The village stocks in which an offender's wrists and/or ankles were held as a punishment. They probably date to the Medieval or Post Medieval period, and are situated behind the north wall of St Michael's Church, Ufton.
The 18th century County Gaol, in use during the Imperial period, and abandoned in favour of another site in 1860. It is now part of the County Council buildings in Northgate Street, Warwick.
Coleshill pillory, a wooden frame with holes for the offender's neck and wrists, which dates back to the Medieval period. The pillory also has stocks attached and acted as a whipping post. Originally situated in front of the Market Hall it is now on Church Street, Coleshill.
The site of Coleshill Gaol or Prison which was in use during the Post Medieval period. It was situated on the east side of Blythe Road.
Warwick Market Hall was built of sandstone in the 17th century. Areas were rented to tradesmen, and there was a small prison on the ground floor. Markets were held here until 1905, after which the whole building became a museum. It is located in Market Place.
The Warwick County Asylum for Juvenile Delinquents, a house of correction, dating to the Imperial period. It was situated to the south east of Stretton on Dunsmore.
The site of a Post Medieval gaol in Northgate Street, Warwick. Destroyed by the fire of 1694, it was rebuilt within two years, and later repaired in 1779.
The site of a pillory or stocks, a wooden frame through which criminals would put their hands and heads and be exposed to public ridicule. The pillory was in use during the Imperial period and was situated at the junction of Church Land and Southam Road, Radford Semele.
The site of the stocks, a wooden structure in which offenders' hands and feet were locked as a punishment. They date back to at least the Imperial period. The stocks were located on Sheep Street, Rugby.

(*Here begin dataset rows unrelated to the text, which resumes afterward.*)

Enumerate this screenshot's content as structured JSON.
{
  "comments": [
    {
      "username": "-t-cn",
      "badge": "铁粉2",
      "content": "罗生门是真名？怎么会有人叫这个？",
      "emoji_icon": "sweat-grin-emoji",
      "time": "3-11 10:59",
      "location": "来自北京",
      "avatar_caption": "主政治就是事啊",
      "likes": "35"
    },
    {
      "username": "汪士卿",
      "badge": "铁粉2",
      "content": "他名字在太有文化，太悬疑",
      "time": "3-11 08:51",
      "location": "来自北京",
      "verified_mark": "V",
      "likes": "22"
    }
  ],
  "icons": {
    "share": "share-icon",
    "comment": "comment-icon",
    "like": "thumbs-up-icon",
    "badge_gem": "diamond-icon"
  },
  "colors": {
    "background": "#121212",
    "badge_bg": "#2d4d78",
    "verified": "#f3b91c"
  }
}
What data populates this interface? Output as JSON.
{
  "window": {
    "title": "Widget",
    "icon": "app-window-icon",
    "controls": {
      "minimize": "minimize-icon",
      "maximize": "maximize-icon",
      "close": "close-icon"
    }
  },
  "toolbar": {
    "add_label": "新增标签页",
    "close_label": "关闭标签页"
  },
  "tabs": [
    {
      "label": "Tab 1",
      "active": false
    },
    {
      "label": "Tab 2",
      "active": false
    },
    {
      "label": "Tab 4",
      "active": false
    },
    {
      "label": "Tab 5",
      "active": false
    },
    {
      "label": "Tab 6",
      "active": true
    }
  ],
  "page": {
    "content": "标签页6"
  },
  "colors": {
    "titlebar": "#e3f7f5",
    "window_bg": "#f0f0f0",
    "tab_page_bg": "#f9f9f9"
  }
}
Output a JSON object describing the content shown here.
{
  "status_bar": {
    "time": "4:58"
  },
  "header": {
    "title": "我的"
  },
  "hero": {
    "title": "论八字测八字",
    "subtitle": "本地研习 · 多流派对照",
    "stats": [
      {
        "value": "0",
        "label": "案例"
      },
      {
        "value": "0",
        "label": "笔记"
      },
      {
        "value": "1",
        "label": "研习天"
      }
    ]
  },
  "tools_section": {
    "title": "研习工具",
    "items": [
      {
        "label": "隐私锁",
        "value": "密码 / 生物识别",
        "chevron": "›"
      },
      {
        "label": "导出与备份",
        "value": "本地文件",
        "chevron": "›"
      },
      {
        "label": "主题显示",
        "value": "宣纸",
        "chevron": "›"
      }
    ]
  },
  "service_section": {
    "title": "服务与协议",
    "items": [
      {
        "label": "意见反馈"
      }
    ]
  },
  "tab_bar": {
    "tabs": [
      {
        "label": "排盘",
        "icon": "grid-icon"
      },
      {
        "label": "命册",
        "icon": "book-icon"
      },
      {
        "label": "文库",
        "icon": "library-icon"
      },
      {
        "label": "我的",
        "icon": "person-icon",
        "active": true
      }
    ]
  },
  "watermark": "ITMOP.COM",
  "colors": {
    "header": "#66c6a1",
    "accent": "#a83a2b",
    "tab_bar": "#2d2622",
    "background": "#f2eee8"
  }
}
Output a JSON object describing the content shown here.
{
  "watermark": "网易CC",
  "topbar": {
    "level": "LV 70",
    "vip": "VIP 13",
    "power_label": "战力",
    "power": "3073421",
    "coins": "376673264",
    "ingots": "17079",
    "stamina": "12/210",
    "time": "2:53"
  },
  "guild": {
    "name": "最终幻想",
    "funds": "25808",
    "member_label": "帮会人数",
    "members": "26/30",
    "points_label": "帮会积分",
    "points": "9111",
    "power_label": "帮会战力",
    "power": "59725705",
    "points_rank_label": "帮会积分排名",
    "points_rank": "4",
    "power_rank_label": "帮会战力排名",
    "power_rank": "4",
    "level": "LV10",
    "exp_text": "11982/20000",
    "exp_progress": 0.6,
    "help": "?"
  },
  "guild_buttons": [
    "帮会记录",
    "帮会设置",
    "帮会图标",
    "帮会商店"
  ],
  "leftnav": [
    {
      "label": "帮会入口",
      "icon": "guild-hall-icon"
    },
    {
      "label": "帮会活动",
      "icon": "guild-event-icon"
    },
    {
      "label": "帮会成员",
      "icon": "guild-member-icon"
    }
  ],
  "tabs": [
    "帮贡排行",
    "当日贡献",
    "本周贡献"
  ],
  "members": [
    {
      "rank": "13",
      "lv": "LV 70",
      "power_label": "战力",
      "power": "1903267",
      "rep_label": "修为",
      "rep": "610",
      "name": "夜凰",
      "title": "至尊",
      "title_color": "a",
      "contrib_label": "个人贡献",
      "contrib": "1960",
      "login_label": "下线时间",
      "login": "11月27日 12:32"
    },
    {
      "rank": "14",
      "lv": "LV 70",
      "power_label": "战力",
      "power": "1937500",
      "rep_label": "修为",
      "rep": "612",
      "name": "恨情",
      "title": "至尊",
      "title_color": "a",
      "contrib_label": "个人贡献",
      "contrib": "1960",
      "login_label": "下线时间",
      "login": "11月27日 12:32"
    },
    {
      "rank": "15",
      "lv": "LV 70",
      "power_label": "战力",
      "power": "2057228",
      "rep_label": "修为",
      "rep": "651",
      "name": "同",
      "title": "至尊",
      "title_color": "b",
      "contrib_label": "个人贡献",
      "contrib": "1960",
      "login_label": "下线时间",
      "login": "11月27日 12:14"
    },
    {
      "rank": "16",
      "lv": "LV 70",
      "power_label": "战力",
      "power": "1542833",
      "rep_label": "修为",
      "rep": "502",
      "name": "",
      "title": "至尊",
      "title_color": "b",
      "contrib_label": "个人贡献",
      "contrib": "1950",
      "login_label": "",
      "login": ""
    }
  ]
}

The site of Dunchurch lock up which was in use during the Imperial period. It was situated on School Street, Dunchurch.